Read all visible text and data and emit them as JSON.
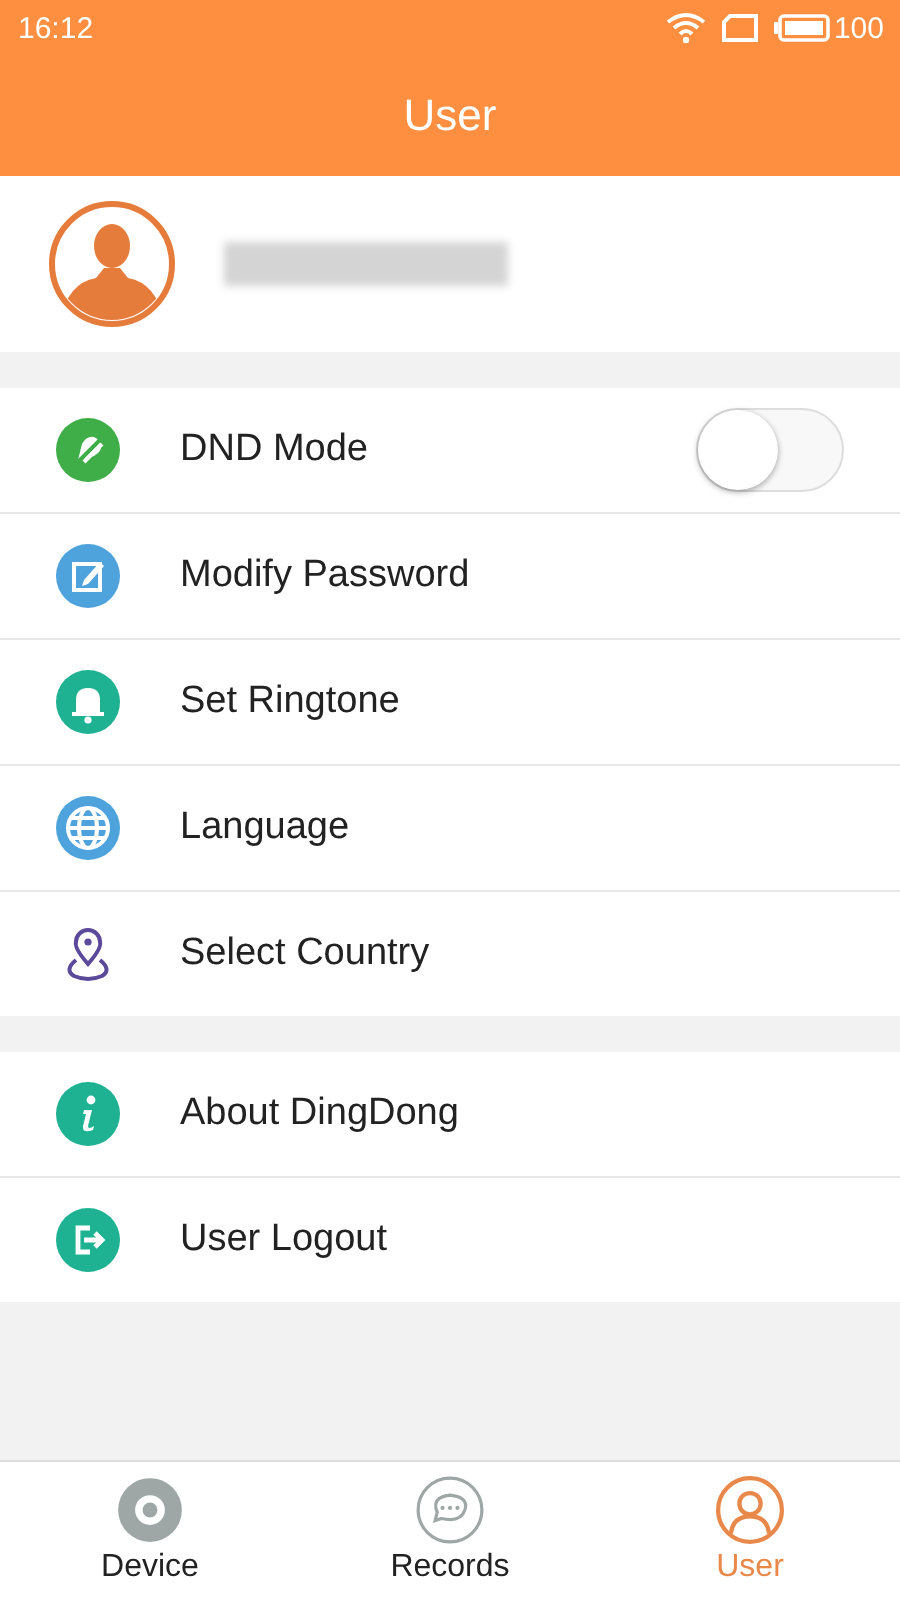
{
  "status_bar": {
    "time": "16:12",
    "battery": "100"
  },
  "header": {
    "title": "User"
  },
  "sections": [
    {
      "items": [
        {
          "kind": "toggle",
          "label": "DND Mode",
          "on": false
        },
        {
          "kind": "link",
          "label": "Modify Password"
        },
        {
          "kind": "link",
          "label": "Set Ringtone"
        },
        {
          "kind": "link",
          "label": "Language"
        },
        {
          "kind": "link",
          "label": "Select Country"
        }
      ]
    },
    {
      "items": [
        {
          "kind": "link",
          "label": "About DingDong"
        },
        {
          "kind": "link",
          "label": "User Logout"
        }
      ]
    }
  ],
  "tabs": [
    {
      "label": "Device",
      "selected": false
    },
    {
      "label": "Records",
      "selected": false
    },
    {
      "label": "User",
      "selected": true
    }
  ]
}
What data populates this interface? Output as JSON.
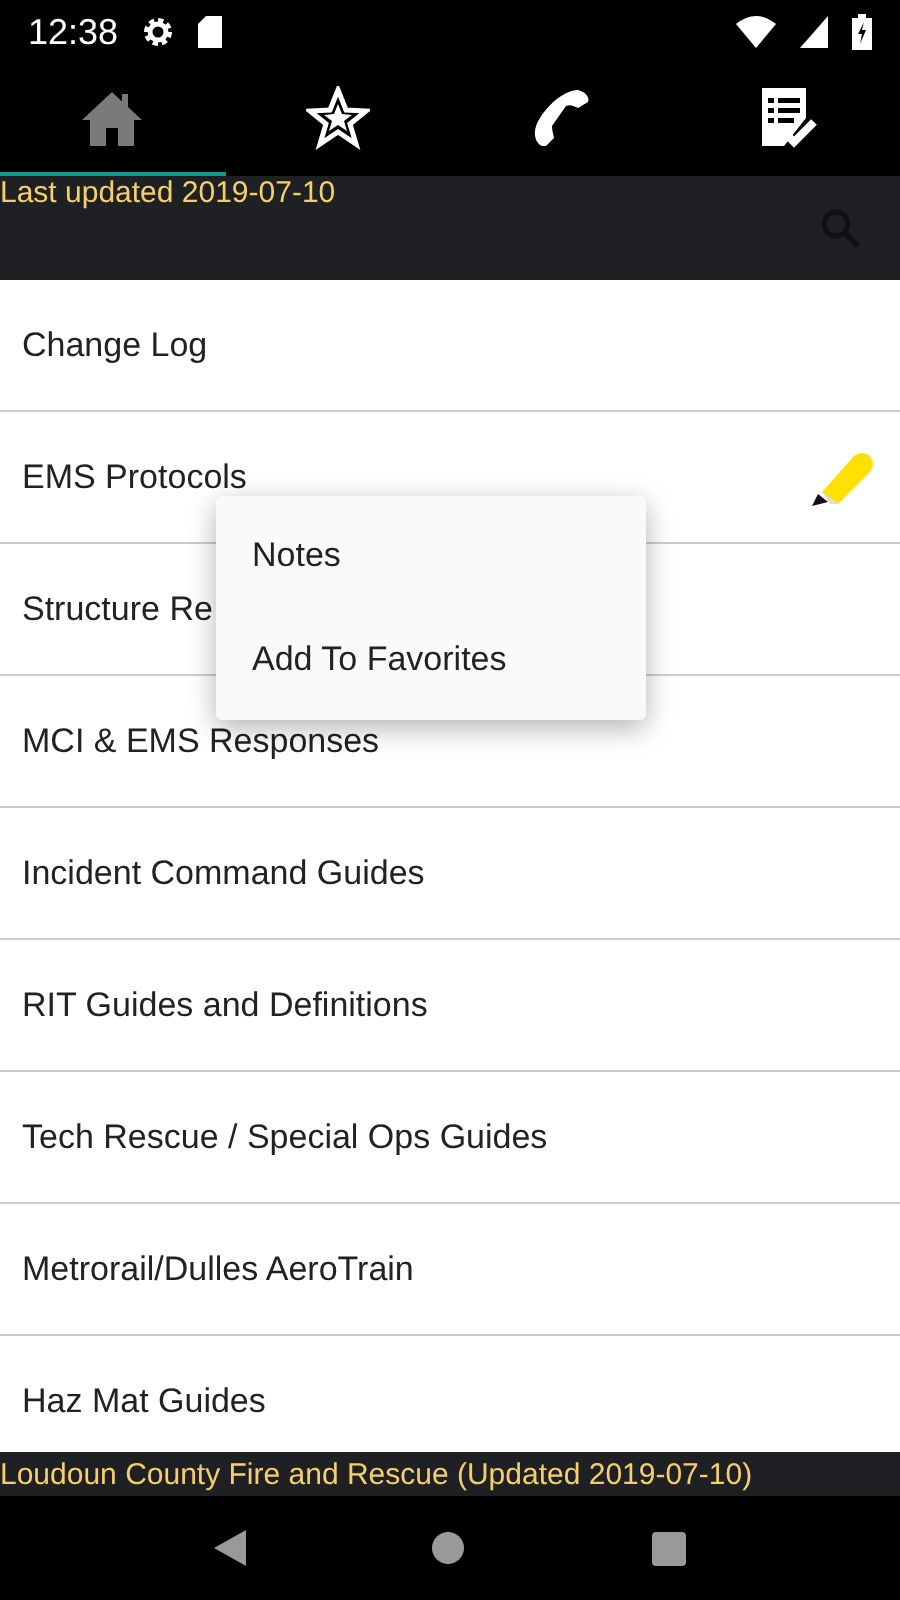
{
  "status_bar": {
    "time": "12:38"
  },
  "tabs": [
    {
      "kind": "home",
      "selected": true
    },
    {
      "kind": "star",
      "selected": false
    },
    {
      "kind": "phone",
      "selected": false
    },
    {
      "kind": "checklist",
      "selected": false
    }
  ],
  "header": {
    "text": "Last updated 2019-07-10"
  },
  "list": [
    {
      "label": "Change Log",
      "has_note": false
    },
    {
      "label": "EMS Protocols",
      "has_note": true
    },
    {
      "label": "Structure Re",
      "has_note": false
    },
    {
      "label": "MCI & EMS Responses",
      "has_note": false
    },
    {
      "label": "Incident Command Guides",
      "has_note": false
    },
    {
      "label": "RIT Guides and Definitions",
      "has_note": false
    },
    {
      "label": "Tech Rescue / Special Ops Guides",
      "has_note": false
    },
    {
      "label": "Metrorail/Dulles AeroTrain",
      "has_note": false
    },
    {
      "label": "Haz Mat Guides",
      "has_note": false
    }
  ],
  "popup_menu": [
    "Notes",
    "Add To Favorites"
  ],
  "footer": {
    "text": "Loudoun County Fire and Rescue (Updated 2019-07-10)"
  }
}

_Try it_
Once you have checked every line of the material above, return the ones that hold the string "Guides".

_Written solution_
      "label": "Incident Command Guides",
      "label": "RIT Guides and Definitions",
      "label": "Tech Rescue / Special Ops Guides",
      "label": "Haz Mat Guides",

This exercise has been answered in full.